Thursday, 23 September 2010

What do people think when you say “I have Diabetes”?

I was told recently that “diabetes was a death sentence” by someone who had lost a loved
 one due to complications from this mysterious disease. It stopped me in my tracks. I thought “I hope not”.

This got me thinking about what people who don’t know much about diabetes are really thinking when you tell them you have diabetes.

Over the years some of the comments I’ve received out loud have been that I’m too thin to have diabetes (by the way I’m not thin), I get the pity look, and “God love you”.

So, are people having flashing images of one-legged ailing & blind relatives? Are they thinking that I must be fat and lazy because of all the media attention focused on the link between diabetes and obesity? Are they thinking that I deserve to have diabetes because I’m fat and lazy?

All of these people can be forgiven for what they think – they are lucky enough not to have someone close to them who has it. Unfortunately, according to the figures from the World Health Organisation this will probably change.

Thankfully, I don’t dwell on what other people are thinking and I choose between explaining what having diabetes really means or just practise nodding my head.

Monday, 13 September 2010

Call to Action for People with Diabetes.

Since I returned to live in Ireland I have been increasingly frustrated with the health services available to me, a person with diabetes. This stems from my fear of what the future holds for me health wise. What if one day I developed an ulcer on my leg that just won’t heal? What would happen to me & my family then? The answer is that my husband would help me pack our bags and move us all back to the United States; I would be heartbroken but I would have the very best medical care.

For a while I sat around and moaned about how somebody should do something to change things. Then I progressed to, I wish I could do something… but what? Then, I started finding ways that I could do something (with the help, advice and support from my husband) and did it.

I’m happy to announce that on Saturday, the 11th of September that I became even more empowerment to truly make a difference. I became a Local Diabetes Advocate for Diabetes Action. What I can do was broken down for me into small tasks and it was then explained that if I encouraged others to do them same, how those small tasks would have a huge impact. It is crystal clear to me now.

“Diabetes Action is a new diabetes advocacy group, with a two-year campaign that aims to influence health policy by mobilising grassroots support from Ireland’s growing diabetes community.”

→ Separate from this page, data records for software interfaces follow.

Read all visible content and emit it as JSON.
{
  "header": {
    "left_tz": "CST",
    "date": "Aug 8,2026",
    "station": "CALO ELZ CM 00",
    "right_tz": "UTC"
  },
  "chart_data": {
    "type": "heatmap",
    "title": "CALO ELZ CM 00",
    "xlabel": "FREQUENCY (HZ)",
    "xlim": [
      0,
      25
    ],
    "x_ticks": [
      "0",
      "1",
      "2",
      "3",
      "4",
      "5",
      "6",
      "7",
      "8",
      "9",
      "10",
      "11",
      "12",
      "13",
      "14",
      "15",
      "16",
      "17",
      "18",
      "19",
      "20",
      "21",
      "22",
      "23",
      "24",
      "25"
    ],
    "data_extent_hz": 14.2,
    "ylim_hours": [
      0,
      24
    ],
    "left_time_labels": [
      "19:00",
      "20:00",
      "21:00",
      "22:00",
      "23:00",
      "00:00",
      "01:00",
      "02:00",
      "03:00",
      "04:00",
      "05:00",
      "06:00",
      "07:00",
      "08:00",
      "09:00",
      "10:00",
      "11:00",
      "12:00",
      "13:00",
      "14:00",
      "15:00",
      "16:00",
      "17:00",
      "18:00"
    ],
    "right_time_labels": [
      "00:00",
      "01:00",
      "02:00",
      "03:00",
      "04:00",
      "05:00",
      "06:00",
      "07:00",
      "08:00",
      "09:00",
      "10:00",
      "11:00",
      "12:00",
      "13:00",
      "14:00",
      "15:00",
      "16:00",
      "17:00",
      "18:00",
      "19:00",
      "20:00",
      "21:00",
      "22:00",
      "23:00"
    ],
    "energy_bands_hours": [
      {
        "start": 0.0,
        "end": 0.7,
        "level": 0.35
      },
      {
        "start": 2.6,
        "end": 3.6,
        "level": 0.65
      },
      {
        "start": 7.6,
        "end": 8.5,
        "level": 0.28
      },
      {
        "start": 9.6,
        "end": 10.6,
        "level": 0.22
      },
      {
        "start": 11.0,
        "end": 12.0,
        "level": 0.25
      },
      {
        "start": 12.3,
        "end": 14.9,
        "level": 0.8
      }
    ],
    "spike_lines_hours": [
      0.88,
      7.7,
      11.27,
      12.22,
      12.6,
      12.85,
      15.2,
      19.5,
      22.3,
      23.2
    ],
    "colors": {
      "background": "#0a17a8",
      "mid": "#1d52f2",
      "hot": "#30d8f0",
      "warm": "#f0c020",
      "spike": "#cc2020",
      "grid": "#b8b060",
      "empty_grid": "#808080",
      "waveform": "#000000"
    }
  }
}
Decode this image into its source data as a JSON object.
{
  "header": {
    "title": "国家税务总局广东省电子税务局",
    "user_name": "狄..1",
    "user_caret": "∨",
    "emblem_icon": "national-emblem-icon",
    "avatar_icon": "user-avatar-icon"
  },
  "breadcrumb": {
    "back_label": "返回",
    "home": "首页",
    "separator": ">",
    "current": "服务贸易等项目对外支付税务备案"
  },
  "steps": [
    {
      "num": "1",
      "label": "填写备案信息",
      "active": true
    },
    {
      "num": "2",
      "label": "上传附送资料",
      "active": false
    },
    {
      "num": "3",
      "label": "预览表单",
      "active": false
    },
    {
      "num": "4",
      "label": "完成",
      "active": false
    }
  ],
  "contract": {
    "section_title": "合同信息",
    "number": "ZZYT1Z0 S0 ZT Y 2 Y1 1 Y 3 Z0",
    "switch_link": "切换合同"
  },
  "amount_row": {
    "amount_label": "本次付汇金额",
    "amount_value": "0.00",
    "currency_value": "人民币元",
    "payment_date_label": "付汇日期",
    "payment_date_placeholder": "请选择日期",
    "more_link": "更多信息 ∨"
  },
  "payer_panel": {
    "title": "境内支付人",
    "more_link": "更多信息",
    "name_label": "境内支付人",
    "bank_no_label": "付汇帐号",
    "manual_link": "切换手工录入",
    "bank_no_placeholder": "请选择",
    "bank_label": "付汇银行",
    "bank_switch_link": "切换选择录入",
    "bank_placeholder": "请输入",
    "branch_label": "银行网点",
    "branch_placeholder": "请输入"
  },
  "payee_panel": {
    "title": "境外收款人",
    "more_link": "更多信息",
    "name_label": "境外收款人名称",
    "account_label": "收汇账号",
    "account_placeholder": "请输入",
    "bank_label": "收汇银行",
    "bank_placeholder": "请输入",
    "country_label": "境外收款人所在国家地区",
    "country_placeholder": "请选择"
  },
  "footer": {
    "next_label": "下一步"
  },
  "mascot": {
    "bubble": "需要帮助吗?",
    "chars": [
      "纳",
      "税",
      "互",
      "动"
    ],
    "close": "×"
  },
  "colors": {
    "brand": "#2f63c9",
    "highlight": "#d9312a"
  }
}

Their first campaign is focusing on improving podiatry services for people with diabetes, who are “needlessly developing complications often leading to amputations.” Between 2005 and 2009, there was 3237 lower limb amputations, 1579 of those were due to diabetes (that’s 49%). 1579 people lost a limb when it should have been prevented. There are lots more facts and figures to blow your mind on the website.

I’m asking people with diabetes to do as I have just done; log onto , fill in your name, postal address & email. The website will create an email for you to send to your TD/Senator asking them to lobby the HSE and the Department of Health & Children to set up a local service as part of a National Foot Screening Programme. The email will contain real facts about services in your county.
Now my mission is to spread the word to as many people with diabetes and their families and encourage them to send this email through Diabetes Action.
We’ve sat around too long wishing we could do something but not knowing what we could do.